### DIRECTIONS
One line at a time, check the entries below for the word "Ctrl", and copy each line that has it.
SOURCE DATA Start Marker
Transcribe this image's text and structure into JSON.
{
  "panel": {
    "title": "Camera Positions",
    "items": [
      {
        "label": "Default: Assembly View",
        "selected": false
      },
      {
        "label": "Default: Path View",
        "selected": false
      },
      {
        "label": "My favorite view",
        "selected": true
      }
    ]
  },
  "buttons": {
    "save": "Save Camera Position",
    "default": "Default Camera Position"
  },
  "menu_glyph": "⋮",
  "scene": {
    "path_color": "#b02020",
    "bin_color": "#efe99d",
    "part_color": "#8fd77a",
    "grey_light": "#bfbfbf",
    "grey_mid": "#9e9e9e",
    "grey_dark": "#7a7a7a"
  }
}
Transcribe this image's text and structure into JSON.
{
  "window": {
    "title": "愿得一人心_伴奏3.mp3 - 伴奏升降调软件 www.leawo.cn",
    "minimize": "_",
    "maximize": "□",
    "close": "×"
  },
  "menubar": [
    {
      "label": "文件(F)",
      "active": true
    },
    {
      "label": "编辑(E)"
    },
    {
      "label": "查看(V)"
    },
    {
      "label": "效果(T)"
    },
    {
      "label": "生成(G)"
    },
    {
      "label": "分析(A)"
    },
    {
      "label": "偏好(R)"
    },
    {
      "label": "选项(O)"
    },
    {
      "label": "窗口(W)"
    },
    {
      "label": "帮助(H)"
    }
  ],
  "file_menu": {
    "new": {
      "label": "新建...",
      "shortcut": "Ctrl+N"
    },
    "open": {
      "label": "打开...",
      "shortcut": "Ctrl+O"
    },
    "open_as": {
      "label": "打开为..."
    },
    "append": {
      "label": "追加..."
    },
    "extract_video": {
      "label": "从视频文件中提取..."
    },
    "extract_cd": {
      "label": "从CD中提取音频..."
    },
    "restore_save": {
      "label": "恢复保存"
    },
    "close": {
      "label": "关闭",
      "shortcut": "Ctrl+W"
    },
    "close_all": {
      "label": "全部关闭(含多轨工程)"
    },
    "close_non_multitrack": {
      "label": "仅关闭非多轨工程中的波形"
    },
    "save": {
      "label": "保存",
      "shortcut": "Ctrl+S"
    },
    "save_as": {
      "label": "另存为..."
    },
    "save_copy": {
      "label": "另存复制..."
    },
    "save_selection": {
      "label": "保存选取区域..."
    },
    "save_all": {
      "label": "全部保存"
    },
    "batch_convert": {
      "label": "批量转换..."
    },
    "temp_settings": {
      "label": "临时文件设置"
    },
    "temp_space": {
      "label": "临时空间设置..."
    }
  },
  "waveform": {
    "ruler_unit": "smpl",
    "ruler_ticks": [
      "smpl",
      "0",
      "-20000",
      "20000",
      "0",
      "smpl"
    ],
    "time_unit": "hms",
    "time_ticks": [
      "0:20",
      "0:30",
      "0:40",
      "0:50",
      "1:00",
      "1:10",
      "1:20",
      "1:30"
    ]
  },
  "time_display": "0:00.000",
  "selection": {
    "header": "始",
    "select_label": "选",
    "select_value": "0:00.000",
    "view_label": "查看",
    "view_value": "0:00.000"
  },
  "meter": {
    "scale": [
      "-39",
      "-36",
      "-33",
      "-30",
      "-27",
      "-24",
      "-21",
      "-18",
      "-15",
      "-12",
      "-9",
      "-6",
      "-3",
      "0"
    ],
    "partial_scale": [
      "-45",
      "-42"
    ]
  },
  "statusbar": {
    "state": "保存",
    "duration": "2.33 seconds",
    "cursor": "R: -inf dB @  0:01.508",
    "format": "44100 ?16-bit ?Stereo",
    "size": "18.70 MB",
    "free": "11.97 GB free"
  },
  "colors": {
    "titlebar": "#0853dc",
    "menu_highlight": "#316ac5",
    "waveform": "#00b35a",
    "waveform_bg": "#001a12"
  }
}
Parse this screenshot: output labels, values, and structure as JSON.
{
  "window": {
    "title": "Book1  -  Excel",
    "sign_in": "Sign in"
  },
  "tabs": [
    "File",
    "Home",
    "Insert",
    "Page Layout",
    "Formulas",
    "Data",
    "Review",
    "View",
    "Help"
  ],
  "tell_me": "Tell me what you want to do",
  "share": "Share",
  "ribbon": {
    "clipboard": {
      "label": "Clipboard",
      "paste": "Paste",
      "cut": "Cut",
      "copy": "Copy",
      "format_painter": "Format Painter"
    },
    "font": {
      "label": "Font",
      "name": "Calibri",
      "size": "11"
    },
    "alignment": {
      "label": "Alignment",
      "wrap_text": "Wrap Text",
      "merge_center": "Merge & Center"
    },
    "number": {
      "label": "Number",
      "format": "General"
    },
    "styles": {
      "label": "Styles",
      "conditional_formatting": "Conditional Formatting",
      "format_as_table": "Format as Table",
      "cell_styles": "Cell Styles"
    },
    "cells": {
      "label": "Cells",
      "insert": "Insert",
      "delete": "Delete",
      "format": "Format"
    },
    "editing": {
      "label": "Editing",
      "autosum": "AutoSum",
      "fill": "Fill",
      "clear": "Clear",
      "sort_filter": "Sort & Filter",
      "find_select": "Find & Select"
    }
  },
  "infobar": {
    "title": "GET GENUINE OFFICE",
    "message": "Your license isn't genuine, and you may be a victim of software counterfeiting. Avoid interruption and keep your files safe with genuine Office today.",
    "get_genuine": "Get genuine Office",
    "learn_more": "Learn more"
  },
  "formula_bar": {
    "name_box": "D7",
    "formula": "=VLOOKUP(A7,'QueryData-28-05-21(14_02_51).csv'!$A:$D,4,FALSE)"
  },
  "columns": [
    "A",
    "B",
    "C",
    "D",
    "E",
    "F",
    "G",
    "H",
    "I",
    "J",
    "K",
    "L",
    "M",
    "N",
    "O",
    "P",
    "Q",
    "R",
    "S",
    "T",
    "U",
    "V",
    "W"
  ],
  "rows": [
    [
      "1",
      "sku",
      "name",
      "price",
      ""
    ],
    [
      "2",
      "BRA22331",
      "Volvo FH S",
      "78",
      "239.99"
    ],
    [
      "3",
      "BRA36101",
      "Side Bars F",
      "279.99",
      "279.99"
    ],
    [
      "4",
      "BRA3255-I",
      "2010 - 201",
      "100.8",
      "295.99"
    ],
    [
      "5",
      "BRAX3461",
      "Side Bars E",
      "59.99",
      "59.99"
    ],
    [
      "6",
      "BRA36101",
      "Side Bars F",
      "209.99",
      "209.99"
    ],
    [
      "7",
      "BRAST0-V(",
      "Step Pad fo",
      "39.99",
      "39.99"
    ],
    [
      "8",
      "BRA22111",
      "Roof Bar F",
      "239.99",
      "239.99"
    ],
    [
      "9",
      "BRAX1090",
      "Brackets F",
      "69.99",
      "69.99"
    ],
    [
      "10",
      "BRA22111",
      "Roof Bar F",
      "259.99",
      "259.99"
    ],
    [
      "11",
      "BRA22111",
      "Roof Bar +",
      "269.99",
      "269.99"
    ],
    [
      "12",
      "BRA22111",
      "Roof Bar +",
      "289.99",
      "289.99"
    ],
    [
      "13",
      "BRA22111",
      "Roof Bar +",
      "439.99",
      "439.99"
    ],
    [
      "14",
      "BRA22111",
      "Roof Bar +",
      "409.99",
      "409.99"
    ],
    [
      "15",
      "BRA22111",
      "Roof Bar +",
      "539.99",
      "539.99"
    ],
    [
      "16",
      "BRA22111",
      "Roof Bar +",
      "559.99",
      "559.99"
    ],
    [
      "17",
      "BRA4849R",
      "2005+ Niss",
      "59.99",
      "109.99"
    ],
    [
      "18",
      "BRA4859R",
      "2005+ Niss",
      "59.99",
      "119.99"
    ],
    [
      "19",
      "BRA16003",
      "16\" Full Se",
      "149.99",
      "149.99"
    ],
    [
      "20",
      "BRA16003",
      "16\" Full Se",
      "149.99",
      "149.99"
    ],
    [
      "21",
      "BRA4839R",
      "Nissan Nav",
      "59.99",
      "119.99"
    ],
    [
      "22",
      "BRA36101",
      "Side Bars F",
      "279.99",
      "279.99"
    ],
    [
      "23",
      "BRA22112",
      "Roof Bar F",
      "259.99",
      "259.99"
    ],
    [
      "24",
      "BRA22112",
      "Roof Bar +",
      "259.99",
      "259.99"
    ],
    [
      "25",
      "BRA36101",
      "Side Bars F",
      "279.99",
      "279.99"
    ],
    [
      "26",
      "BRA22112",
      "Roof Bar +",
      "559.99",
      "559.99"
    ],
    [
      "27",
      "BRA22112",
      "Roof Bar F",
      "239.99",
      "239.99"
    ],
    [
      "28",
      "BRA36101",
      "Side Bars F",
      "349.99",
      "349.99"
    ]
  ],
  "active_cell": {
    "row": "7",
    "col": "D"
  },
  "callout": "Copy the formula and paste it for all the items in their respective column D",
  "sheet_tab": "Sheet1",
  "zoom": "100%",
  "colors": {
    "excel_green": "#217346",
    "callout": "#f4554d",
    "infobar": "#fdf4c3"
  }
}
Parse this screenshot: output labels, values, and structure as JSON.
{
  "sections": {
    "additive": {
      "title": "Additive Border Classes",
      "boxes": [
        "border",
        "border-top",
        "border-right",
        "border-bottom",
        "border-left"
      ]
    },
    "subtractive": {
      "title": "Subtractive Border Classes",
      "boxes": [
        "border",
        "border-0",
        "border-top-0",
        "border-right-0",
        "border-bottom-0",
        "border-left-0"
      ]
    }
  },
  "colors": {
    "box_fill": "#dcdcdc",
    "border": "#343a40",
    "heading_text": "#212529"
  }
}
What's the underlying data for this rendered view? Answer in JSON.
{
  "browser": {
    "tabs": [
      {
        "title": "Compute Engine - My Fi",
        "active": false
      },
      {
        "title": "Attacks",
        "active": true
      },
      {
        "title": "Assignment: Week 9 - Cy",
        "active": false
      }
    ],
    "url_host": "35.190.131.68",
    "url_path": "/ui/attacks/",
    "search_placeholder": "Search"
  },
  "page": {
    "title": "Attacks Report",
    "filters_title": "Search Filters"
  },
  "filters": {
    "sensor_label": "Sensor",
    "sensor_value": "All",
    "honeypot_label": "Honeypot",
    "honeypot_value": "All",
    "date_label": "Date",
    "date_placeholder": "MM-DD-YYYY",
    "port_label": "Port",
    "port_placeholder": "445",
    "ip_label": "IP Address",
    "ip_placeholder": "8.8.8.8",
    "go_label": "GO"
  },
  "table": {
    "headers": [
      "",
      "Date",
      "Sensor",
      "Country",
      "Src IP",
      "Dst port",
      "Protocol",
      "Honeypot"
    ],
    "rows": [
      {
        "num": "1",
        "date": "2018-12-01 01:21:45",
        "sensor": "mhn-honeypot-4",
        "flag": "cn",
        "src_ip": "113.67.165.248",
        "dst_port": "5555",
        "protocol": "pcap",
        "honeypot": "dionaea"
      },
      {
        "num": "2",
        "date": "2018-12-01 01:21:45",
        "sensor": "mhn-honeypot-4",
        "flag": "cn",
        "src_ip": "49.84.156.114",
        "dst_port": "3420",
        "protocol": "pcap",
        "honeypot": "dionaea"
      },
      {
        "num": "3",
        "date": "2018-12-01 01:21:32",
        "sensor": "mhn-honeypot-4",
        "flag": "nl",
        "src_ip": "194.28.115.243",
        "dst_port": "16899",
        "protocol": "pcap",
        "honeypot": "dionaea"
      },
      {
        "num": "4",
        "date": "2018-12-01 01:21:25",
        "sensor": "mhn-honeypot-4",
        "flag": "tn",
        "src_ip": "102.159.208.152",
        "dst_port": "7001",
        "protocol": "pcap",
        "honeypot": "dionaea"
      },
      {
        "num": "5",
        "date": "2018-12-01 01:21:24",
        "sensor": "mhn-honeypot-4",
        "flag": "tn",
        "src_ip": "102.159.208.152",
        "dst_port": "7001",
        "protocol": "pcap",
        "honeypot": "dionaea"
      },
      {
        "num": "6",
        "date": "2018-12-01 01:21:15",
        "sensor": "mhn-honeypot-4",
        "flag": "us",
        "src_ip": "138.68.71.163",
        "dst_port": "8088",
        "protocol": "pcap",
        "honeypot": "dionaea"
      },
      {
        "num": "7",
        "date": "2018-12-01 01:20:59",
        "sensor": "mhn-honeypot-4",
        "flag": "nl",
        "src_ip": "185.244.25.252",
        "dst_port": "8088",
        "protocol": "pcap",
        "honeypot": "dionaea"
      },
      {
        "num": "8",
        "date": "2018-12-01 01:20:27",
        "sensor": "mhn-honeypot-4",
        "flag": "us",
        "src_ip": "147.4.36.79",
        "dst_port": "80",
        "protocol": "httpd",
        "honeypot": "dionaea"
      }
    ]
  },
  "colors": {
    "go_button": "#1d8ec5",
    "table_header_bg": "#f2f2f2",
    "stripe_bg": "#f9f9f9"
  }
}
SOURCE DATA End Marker
### SOLUTION TO THE EXERCISE
      "shortcut": "Ctrl+N"
      "shortcut": "Ctrl+O"
      "shortcut": "Ctrl+W"
      "shortcut": "Ctrl+S"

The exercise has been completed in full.